* **PROBLEM STATEMENT**
Pull out every line of the listing below where "JSON" appears.

####################

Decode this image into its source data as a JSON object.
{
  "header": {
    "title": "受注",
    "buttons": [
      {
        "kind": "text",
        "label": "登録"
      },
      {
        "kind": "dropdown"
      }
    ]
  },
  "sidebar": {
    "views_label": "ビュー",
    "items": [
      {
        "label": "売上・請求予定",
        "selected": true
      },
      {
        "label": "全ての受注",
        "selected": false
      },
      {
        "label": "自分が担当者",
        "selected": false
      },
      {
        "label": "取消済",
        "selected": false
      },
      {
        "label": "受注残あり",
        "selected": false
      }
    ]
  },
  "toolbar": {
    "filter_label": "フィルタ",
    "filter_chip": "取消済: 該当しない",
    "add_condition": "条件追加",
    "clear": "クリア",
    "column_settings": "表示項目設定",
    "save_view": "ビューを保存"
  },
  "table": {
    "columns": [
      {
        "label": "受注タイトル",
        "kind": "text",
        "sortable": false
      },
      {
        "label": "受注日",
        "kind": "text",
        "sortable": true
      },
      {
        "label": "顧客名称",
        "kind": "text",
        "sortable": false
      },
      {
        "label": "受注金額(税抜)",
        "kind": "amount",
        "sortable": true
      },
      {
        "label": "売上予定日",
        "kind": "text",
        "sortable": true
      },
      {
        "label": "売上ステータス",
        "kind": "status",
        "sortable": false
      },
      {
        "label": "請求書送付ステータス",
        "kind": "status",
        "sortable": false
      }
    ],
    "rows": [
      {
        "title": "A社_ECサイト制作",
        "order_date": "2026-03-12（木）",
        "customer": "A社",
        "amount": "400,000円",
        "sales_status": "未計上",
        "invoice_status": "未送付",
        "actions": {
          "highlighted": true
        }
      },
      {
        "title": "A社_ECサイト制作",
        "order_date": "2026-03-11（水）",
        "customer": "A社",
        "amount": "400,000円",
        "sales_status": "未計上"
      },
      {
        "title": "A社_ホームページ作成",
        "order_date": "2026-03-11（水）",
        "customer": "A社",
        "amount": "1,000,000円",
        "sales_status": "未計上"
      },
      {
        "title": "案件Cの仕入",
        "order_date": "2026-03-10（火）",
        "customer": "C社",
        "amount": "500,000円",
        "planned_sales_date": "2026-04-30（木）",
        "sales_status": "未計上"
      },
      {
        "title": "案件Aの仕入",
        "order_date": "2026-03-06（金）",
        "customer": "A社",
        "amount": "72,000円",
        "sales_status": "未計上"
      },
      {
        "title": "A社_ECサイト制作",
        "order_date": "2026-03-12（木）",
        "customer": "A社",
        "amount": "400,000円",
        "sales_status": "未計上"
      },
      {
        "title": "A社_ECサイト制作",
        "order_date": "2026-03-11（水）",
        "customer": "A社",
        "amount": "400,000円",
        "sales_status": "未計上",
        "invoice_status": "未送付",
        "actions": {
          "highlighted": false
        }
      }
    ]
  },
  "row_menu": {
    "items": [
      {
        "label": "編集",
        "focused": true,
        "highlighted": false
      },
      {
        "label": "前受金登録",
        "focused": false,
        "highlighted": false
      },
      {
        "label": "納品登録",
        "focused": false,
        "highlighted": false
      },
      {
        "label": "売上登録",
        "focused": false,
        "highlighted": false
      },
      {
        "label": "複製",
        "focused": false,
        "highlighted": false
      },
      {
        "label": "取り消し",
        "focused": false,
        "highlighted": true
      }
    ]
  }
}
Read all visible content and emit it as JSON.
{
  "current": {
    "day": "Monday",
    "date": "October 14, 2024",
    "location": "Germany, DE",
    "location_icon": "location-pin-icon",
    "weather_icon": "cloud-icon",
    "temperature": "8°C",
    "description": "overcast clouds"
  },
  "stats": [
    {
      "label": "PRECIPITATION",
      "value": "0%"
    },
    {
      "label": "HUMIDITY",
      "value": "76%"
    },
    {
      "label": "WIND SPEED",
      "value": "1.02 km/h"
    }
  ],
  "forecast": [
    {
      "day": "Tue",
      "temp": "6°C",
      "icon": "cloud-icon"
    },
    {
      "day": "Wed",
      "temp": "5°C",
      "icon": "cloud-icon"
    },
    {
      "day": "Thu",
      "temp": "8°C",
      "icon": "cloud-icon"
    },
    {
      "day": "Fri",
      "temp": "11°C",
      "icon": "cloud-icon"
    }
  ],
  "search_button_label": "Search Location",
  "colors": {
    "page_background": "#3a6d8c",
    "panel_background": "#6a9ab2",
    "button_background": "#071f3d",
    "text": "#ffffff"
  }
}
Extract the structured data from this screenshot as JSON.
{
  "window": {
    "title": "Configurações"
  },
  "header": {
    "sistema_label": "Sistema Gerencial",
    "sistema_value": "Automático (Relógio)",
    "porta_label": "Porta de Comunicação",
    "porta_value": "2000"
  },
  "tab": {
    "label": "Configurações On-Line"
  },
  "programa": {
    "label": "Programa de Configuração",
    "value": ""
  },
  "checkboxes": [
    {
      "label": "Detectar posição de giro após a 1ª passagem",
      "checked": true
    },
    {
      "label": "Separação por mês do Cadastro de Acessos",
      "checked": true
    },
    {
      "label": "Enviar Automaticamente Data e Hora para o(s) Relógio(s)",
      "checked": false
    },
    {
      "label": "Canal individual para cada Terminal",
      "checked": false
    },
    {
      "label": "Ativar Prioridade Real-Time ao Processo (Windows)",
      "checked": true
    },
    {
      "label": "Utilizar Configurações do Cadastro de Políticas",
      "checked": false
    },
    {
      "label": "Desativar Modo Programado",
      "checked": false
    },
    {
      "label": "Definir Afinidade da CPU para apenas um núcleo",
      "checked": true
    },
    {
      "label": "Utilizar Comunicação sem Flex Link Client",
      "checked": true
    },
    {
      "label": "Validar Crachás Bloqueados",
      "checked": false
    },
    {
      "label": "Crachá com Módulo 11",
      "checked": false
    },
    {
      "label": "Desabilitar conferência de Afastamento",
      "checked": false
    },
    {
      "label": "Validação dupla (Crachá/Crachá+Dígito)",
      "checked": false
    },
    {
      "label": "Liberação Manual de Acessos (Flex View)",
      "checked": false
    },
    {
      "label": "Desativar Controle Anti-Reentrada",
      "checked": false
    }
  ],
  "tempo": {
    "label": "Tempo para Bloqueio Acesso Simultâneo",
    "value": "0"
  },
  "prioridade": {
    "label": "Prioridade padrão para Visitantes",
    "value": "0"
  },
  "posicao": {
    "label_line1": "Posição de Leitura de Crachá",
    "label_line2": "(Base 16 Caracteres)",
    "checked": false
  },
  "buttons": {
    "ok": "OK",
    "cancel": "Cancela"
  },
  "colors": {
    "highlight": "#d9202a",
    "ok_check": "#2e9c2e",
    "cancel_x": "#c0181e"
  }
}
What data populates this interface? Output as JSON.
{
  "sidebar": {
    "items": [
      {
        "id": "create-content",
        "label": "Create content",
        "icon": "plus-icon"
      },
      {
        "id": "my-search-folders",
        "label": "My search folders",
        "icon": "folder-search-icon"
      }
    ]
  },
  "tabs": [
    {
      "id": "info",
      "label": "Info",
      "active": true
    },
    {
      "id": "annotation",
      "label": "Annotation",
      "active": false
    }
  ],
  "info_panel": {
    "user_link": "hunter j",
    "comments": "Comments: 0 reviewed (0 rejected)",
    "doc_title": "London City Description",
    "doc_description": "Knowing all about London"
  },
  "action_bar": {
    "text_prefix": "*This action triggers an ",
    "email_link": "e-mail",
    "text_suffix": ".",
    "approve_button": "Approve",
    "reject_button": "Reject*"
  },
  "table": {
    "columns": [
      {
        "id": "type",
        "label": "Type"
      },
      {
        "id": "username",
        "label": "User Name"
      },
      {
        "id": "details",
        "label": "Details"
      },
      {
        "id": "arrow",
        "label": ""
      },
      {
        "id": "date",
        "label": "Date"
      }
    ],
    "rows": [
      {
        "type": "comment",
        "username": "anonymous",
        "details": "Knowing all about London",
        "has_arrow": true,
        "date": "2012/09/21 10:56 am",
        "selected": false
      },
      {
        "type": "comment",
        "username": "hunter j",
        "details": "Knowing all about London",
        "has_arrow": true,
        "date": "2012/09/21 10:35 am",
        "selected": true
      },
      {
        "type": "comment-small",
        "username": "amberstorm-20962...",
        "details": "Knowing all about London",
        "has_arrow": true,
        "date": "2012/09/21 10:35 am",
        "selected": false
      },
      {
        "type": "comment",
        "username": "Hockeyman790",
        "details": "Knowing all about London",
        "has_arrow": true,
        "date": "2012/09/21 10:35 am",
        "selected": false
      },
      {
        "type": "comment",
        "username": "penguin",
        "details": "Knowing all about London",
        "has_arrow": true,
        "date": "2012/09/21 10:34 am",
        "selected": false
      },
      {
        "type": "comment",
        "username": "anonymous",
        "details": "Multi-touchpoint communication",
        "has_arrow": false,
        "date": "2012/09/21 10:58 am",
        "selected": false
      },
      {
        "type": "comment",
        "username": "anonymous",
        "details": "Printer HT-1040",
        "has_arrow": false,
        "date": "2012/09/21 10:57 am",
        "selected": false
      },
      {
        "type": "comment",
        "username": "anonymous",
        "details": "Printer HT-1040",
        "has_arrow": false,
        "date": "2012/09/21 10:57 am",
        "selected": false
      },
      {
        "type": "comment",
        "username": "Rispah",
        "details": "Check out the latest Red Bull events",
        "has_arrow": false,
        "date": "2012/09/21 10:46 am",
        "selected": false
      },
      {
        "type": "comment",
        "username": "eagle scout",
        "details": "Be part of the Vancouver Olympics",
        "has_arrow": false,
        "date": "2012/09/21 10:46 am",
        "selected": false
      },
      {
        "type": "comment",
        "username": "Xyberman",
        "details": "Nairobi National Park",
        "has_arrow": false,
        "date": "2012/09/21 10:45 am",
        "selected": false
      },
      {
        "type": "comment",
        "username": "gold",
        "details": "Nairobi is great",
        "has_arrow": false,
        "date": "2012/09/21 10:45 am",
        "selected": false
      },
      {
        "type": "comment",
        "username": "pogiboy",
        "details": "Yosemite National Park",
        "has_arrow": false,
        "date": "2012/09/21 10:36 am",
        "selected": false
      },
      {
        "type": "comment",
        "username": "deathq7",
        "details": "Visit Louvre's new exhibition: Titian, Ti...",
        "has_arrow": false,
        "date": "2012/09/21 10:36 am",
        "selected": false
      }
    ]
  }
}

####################

* **ANSWER BELOW**
Decode this image into its source data as a JSON object.
Read all visible content and emit it as JSON.
Extract the structured data from this screenshot as JSON.
What data populates this interface? Output as JSON.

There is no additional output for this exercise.